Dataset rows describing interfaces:
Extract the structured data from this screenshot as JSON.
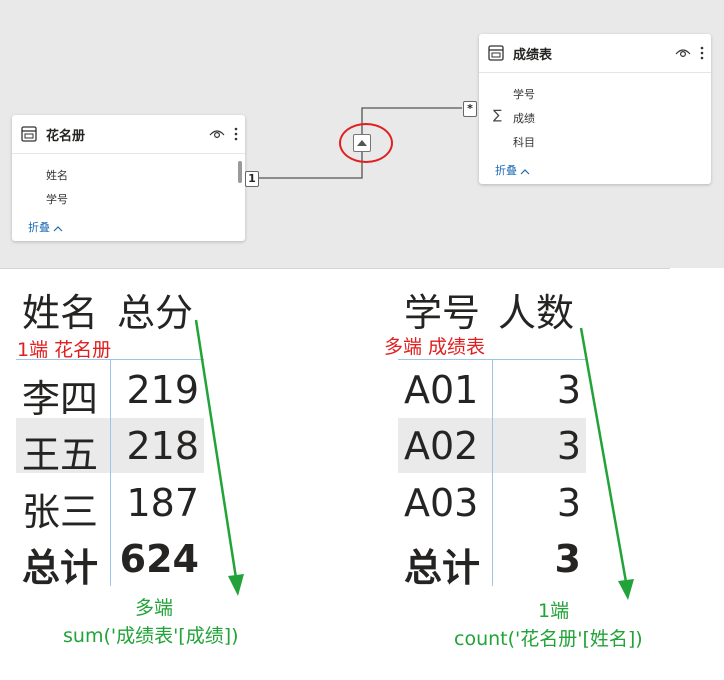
{
  "model_view": {
    "roster_table": {
      "title": "花名册",
      "fields": [
        "姓名",
        "学号"
      ],
      "collapse_label": "折叠",
      "cardinality_label": "1"
    },
    "scores_table": {
      "title": "成绩表",
      "fields": [
        "学号",
        "成绩",
        "科目"
      ],
      "sum_field_symbol": "∑",
      "collapse_label": "折叠",
      "cardinality_label": "*"
    }
  },
  "left_matrix": {
    "headers": [
      "姓名",
      "总分"
    ],
    "note": "1端 花名册",
    "rows": [
      {
        "name": "李四",
        "value": "219"
      },
      {
        "name": "王五",
        "value": "218"
      },
      {
        "name": "张三",
        "value": "187"
      }
    ],
    "total": {
      "label": "总计",
      "value": "624"
    },
    "annotation_line1": "多端",
    "annotation_line2": "sum('成绩表'[成绩])"
  },
  "right_matrix": {
    "headers": [
      "学号",
      "人数"
    ],
    "note": "多端 成绩表",
    "rows": [
      {
        "name": "A01",
        "value": "3"
      },
      {
        "name": "A02",
        "value": "3"
      },
      {
        "name": "A03",
        "value": "3"
      }
    ],
    "total": {
      "label": "总计",
      "value": "3"
    },
    "annotation_line1": "1端",
    "annotation_line2": "count('花名册'[姓名])"
  },
  "colors": {
    "highlight_red": "#e02020",
    "annotation_green": "#22a339",
    "link_blue": "#1f6bb5",
    "row_shade": "#eaeaea"
  }
}
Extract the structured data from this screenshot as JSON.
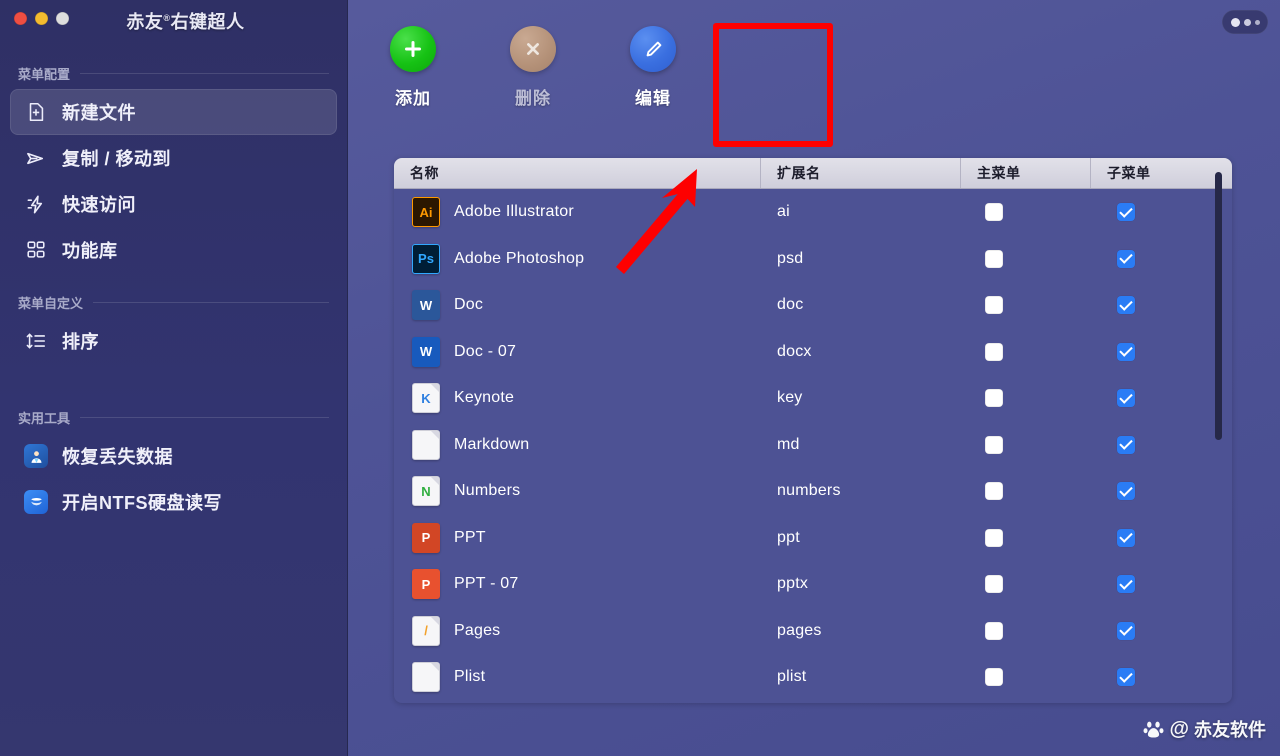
{
  "window": {
    "title": "赤友®右键超人",
    "title_main": "赤友",
    "title_reg": "®",
    "title_rest": "右键超人",
    "traffic_lights": [
      "close",
      "minimize",
      "zoom"
    ],
    "more_button": "more-options"
  },
  "sidebar": {
    "sections": [
      {
        "label": "菜单配置",
        "items": [
          {
            "label": "新建文件",
            "icon": "new-file-icon",
            "active": true
          },
          {
            "label": "复制 / 移动到",
            "icon": "send-arrow-icon",
            "active": false
          },
          {
            "label": "快速访问",
            "icon": "lightning-icon",
            "active": false
          },
          {
            "label": "功能库",
            "icon": "grid-icon",
            "active": false
          }
        ]
      },
      {
        "label": "菜单自定义",
        "items": [
          {
            "label": "排序",
            "icon": "sort-icon",
            "active": false
          }
        ]
      },
      {
        "label": "实用工具",
        "items": [
          {
            "label": "恢复丢失数据",
            "icon": "data-recovery-app-icon",
            "active": false
          },
          {
            "label": "开启NTFS硬盘读写",
            "icon": "ntfs-app-icon",
            "active": false
          }
        ]
      }
    ]
  },
  "toolbar": {
    "buttons": [
      {
        "label": "添加",
        "icon": "plus-circle-icon",
        "state": "enabled",
        "color": "#16c214"
      },
      {
        "label": "删除",
        "icon": "close-circle-icon",
        "state": "disabled",
        "color": "#b49178"
      },
      {
        "label": "编辑",
        "icon": "pencil-circle-icon",
        "state": "enabled",
        "color": "#3a6fe0"
      }
    ]
  },
  "table": {
    "columns": [
      "名称",
      "扩展名",
      "主菜单",
      "子菜单"
    ],
    "rows": [
      {
        "name": "Adobe Illustrator",
        "ext": "ai",
        "main_menu": false,
        "sub_menu": true,
        "icon": "illustrator-icon",
        "glyph": "Ai",
        "bg": "#2b1700",
        "fg": "#ff9a00",
        "border": "#ff9a00"
      },
      {
        "name": "Adobe Photoshop",
        "ext": "psd",
        "main_menu": false,
        "sub_menu": true,
        "icon": "photoshop-icon",
        "glyph": "Ps",
        "bg": "#001e36",
        "fg": "#31a8ff",
        "border": "#31a8ff"
      },
      {
        "name": "Doc",
        "ext": "doc",
        "main_menu": false,
        "sub_menu": true,
        "icon": "word-doc-icon",
        "glyph": "W",
        "bg": "#2b579a",
        "fg": "#ffffff",
        "border": "#2b579a"
      },
      {
        "name": "Doc - 07",
        "ext": "docx",
        "main_menu": false,
        "sub_menu": true,
        "icon": "word-docx-icon",
        "glyph": "W",
        "bg": "#185abd",
        "fg": "#ffffff",
        "border": "#185abd"
      },
      {
        "name": "Keynote",
        "ext": "key",
        "main_menu": false,
        "sub_menu": true,
        "icon": "keynote-icon",
        "glyph": "K",
        "bg": "#f6f6f8",
        "fg": "#2e7fe0",
        "border": "#cfcfd8"
      },
      {
        "name": "Markdown",
        "ext": "md",
        "main_menu": false,
        "sub_menu": true,
        "icon": "markdown-icon",
        "glyph": "",
        "bg": "#f6f6f8",
        "fg": "#8a8a99",
        "border": "#cfcfd8"
      },
      {
        "name": "Numbers",
        "ext": "numbers",
        "main_menu": false,
        "sub_menu": true,
        "icon": "numbers-icon",
        "glyph": "N",
        "bg": "#f6f6f8",
        "fg": "#2fae3f",
        "border": "#cfcfd8"
      },
      {
        "name": "PPT",
        "ext": "ppt",
        "main_menu": false,
        "sub_menu": true,
        "icon": "powerpoint-icon",
        "glyph": "P",
        "bg": "#d24625",
        "fg": "#ffffff",
        "border": "#d24625"
      },
      {
        "name": "PPT - 07",
        "ext": "pptx",
        "main_menu": false,
        "sub_menu": true,
        "icon": "powerpointx-icon",
        "glyph": "P",
        "bg": "#e8512f",
        "fg": "#ffffff",
        "border": "#e8512f"
      },
      {
        "name": "Pages",
        "ext": "pages",
        "main_menu": false,
        "sub_menu": true,
        "icon": "pages-icon",
        "glyph": "/",
        "bg": "#f6f6f8",
        "fg": "#f2a12b",
        "border": "#cfcfd8"
      },
      {
        "name": "Plist",
        "ext": "plist",
        "main_menu": false,
        "sub_menu": true,
        "icon": "plist-icon",
        "glyph": "",
        "bg": "#f6f6f8",
        "fg": "#8a8a99",
        "border": "#cfcfd8"
      }
    ],
    "partial_row_visible": true,
    "scrollbar": {
      "orientation": "vertical",
      "thumb_fraction": 0.55
    }
  },
  "annotations": {
    "highlight_rect": {
      "target": "添加",
      "color": "#fe0000"
    },
    "arrow": {
      "points_to": "添加",
      "color": "#fe0000"
    }
  },
  "watermark": {
    "at": "@",
    "text": "赤友软件",
    "icon": "baidu-paw-icon"
  },
  "colors": {
    "sidebar_bg": "#2f3065",
    "main_bg": "#4e5396",
    "table_bg": "#4d5294",
    "header_bg": "#d4d3dc",
    "accent_checked": "#2a7cf5",
    "annotation_red": "#fe0000"
  }
}
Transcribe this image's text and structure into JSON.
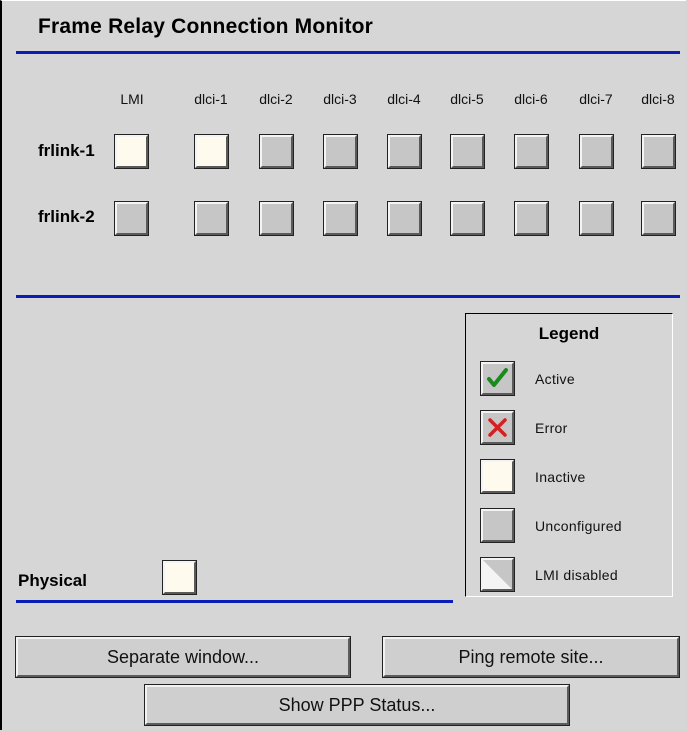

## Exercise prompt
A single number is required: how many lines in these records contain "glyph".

## Exercise output
11